The Supreme Court Monday affirmed the rights of creators to develop characters who live in public domain fiction. The decision could have repercussions for film and TV studios, publishing houses, the stage, and more.
The case surrounds a Southern California author, Leslie Klinger, who co-edited "In the Company of Sherlock Holmes," a new series of short stories about the detective. Klinger was threatened by the estate of Arthur Conan Doyle, the creator of Sherlock Holmes.
While the estate holds legitimate copyright to the last 10 Holmes stories written by Doyle, the first 50 tales are in the public domain and are not protected by copyright.
Klinger won in the lower courts, and the Supreme Court Monday declined to hear the Doyle estate's appeal. That will mean Klinger's book can be released on schedule on November 11.
A portion of U.S Circuit Judge Richard Posner's ruling states:

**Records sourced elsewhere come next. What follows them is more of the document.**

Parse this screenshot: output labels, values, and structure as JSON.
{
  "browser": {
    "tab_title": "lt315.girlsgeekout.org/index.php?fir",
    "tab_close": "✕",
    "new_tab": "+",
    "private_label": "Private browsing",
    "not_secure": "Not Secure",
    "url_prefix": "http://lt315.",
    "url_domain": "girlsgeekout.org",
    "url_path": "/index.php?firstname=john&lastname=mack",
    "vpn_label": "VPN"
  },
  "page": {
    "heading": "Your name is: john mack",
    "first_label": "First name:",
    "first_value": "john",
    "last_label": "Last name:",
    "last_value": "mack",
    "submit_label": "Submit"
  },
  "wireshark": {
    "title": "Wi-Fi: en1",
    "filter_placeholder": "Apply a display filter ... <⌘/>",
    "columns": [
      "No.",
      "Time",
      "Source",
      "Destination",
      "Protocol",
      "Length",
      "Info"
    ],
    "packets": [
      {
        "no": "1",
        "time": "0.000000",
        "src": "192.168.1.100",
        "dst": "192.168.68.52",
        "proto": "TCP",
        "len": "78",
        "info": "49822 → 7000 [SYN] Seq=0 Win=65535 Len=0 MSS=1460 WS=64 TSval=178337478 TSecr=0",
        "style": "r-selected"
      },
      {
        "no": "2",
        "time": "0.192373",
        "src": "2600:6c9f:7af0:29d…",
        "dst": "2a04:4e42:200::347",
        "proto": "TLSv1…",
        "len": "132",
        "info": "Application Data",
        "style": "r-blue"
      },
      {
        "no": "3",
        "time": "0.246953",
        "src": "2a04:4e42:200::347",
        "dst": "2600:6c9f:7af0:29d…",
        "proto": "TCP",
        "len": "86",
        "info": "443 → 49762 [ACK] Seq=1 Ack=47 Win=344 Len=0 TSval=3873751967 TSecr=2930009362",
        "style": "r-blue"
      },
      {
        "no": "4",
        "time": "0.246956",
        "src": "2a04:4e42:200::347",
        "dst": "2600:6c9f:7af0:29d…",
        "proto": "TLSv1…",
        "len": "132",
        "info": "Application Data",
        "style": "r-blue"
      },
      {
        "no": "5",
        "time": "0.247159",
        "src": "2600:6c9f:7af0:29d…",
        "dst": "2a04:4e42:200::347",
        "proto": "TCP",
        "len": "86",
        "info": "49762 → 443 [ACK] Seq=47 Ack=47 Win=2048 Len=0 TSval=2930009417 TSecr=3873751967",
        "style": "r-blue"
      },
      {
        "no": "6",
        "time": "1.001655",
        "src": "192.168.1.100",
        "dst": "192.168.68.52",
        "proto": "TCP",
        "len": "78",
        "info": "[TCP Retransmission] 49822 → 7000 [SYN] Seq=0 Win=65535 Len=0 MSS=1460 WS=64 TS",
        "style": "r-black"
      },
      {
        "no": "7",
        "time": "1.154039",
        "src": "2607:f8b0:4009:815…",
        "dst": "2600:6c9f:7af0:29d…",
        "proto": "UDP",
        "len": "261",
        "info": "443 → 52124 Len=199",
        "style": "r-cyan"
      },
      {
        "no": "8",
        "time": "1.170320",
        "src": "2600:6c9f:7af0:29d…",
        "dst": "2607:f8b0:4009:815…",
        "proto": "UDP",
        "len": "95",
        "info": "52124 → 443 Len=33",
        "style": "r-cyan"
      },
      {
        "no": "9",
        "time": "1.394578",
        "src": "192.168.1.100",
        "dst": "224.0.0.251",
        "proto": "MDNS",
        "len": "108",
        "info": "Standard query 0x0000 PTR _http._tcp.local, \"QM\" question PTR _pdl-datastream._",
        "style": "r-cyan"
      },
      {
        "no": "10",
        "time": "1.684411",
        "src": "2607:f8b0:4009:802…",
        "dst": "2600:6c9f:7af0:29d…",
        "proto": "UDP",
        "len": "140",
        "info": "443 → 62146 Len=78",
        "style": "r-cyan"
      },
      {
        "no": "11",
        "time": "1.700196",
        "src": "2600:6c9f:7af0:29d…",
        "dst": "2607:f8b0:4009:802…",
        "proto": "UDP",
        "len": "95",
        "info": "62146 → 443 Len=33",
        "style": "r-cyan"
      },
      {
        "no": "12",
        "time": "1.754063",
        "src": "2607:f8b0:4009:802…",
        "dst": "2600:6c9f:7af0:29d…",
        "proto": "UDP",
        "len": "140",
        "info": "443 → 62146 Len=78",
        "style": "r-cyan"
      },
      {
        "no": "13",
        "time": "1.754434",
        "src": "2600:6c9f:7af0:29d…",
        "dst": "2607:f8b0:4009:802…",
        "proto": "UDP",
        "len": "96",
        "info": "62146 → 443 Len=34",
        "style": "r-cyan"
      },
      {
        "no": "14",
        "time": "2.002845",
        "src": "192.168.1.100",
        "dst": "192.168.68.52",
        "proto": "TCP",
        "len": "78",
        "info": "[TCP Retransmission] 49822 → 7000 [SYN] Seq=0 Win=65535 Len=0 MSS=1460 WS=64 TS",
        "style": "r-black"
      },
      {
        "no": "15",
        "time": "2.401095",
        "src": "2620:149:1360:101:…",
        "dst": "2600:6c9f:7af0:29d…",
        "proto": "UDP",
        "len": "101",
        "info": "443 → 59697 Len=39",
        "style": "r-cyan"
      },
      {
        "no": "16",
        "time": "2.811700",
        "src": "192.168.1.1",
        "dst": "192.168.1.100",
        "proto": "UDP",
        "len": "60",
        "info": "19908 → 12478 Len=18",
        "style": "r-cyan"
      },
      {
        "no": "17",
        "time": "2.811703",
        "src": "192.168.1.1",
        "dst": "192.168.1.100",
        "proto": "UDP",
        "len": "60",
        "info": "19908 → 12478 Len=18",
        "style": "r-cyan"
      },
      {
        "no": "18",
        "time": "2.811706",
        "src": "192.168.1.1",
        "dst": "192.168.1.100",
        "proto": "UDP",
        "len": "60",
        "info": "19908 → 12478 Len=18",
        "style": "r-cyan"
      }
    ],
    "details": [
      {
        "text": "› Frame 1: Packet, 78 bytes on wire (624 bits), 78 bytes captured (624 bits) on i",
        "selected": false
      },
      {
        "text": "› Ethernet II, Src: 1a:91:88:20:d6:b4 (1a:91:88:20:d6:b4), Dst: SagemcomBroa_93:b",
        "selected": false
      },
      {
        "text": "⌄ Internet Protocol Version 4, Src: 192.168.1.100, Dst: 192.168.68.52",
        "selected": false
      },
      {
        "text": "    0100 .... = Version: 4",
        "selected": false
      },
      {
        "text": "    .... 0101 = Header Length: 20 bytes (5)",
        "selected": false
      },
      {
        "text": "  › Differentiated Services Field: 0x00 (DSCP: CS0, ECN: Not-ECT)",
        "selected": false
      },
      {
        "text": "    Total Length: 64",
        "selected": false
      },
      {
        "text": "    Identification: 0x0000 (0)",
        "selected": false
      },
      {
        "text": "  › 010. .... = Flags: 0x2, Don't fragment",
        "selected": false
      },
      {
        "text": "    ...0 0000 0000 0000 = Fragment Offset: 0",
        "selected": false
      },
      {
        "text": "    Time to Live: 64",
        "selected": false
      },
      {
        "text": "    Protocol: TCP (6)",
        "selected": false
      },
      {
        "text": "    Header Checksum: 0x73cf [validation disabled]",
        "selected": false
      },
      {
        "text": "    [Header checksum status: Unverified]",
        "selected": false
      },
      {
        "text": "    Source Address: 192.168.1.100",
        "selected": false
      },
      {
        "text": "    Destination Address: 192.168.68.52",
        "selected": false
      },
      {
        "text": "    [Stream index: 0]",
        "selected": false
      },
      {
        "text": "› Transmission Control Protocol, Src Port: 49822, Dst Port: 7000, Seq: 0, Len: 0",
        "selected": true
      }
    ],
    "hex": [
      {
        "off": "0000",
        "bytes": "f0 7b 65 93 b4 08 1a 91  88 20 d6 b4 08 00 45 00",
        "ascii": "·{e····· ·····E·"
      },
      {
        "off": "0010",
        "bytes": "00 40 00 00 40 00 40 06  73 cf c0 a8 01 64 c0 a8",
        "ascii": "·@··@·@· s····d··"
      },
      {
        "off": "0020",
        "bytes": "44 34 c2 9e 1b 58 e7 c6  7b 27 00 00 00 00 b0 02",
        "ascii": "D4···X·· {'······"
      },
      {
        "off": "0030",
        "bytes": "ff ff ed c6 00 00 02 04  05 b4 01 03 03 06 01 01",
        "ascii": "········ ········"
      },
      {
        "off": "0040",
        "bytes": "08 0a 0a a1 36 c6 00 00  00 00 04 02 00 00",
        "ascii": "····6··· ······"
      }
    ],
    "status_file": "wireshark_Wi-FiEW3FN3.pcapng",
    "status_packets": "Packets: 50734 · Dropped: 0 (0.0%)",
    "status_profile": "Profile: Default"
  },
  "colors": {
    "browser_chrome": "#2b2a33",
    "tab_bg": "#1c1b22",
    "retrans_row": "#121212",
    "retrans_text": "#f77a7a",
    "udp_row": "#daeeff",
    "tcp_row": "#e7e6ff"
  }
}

We can imagine the Doyle estate being concerned that a modern author might write a story in which Sherlock Holmes was disparaged — perhaps by being depicted as a drug dealer. He was of course a cocaine user. or) , and that someone who read the story might be deterred from reading Doyle's Sherlock Holmes stories because he would realize that he couldn't read them without puzzling confusedly over the "true" character of Sherlock Holmes. ... Anyway it appears that the Doyle estate is concerned not with specific alterations in the depiction of Holmes or Watson in Holmes - Watson stories written by authors other than Arthur Conan Doyle , but with any such story that is published without payment to the estate of a licensing fee.
The heirs of Sir Arthur Conan Doyle argue anyone portraying characters from the popular detective series must seek permission or pay a licensing fee, but Klinger says that only applies to major plot points of the books under protection — not to Holmes and Watson as characters, their iconic apartment at 221b Baker Street, or even minor plot points in the protected stories, like the fact that Watson used to play rugby.
Klinger says not only can creators now base stories on Doyle's creation, but other characters are fair game, too.
"Both Tarzan and John Carter of Mars ... I think Burroughs wrote stories that span that 1923 (copyright) date," he said. "I think Hercule Poirot falls under the same situation."